## [Exercise brief]
Word for word, write the records out again, but omit each picture.

## [Source material]
———
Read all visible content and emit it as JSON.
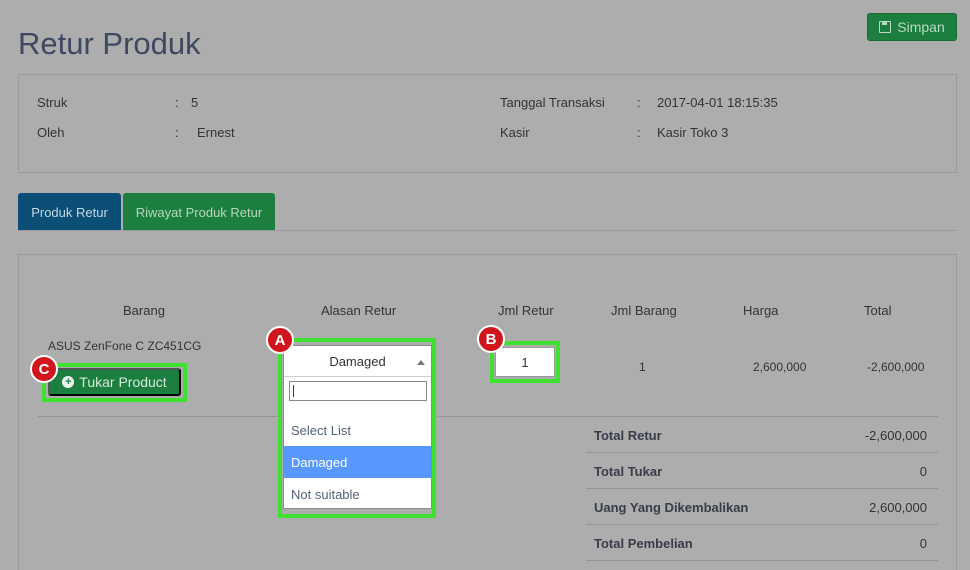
{
  "header": {
    "title": "Retur Produk",
    "save_label": "Simpan"
  },
  "info": {
    "struk_label": "Struk",
    "struk_value": "5",
    "oleh_label": "Oleh",
    "oleh_value": "Ernest",
    "tanggal_label": "Tanggal Transaksi",
    "tanggal_value": "2017-04-01 18:15:35",
    "kasir_label": "Kasir",
    "kasir_value": "Kasir Toko 3",
    "separator": ":"
  },
  "tabs": {
    "produk_retur": "Produk Retur",
    "riwayat": "Riwayat Produk Retur"
  },
  "table": {
    "columns": {
      "barang": "Barang",
      "alasan": "Alasan Retur",
      "jml_retur": "Jml Retur",
      "jml_barang": "Jml Barang",
      "harga": "Harga",
      "total": "Total"
    },
    "row": {
      "barang": "ASUS ZenFone C ZC451CG",
      "jml_barang": "1",
      "harga": "2,600,000",
      "total": "-2,600,000"
    }
  },
  "tukar_button": "Tukar Product",
  "dropdown": {
    "selected": "Damaged",
    "search_value": "",
    "options": [
      "Select List",
      "Damaged",
      "Not suitable"
    ]
  },
  "qty_value": "1",
  "summary": [
    {
      "label": "Total Retur",
      "value": "-2,600,000"
    },
    {
      "label": "Total Tukar",
      "value": "0"
    },
    {
      "label": "Uang Yang Dikembalikan",
      "value": "2,600,000"
    },
    {
      "label": "Total Pembelian",
      "value": "0"
    }
  ],
  "badges": {
    "a": "A",
    "b": "B",
    "c": "C"
  },
  "colors": {
    "highlight": "#3ee12f",
    "badge": "#d0151c",
    "option_active": "#5897fb"
  }
}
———
## [Written answer]
Read all visible content and emit it as JSON.
{
  "header": {
    "title": "Retur Produk",
    "save_label": "Simpan"
  },
  "info": {
    "struk_label": "Struk",
    "struk_value": "5",
    "oleh_label": "Oleh",
    "oleh_value": "Ernest",
    "tanggal_label": "Tanggal Transaksi",
    "tanggal_value": "2017-04-01 18:15:35",
    "kasir_label": "Kasir",
    "kasir_value": "Kasir Toko 3",
    "separator": ":"
  },
  "tabs": {
    "produk_retur": "Produk Retur",
    "riwayat": "Riwayat Produk Retur"
  },
  "table": {
    "columns": {
      "barang": "Barang",
      "alasan": "Alasan Retur",
      "jml_retur": "Jml Retur",
      "jml_barang": "Jml Barang",
      "harga": "Harga",
      "total": "Total"
    },
    "row": {
      "barang": "ASUS ZenFone C ZC451CG",
      "jml_barang": "1",
      "harga": "2,600,000",
      "total": "-2,600,000"
    }
  },
  "tukar_button": "Tukar Product",
  "dropdown": {
    "selected": "Damaged",
    "search_value": "",
    "options": [
      "Select List",
      "Damaged",
      "Not suitable"
    ]
  },
  "qty_value": "1",
  "summary": [
    {
      "label": "Total Retur",
      "value": "-2,600,000"
    },
    {
      "label": "Total Tukar",
      "value": "0"
    },
    {
      "label": "Uang Yang Dikembalikan",
      "value": "2,600,000"
    },
    {
      "label": "Total Pembelian",
      "value": "0"
    }
  ],
  "badges": {
    "a": "A",
    "b": "B",
    "c": "C"
  },
  "colors": {
    "highlight": "#3ee12f",
    "badge": "#d0151c",
    "option_active": "#5897fb"
  }
}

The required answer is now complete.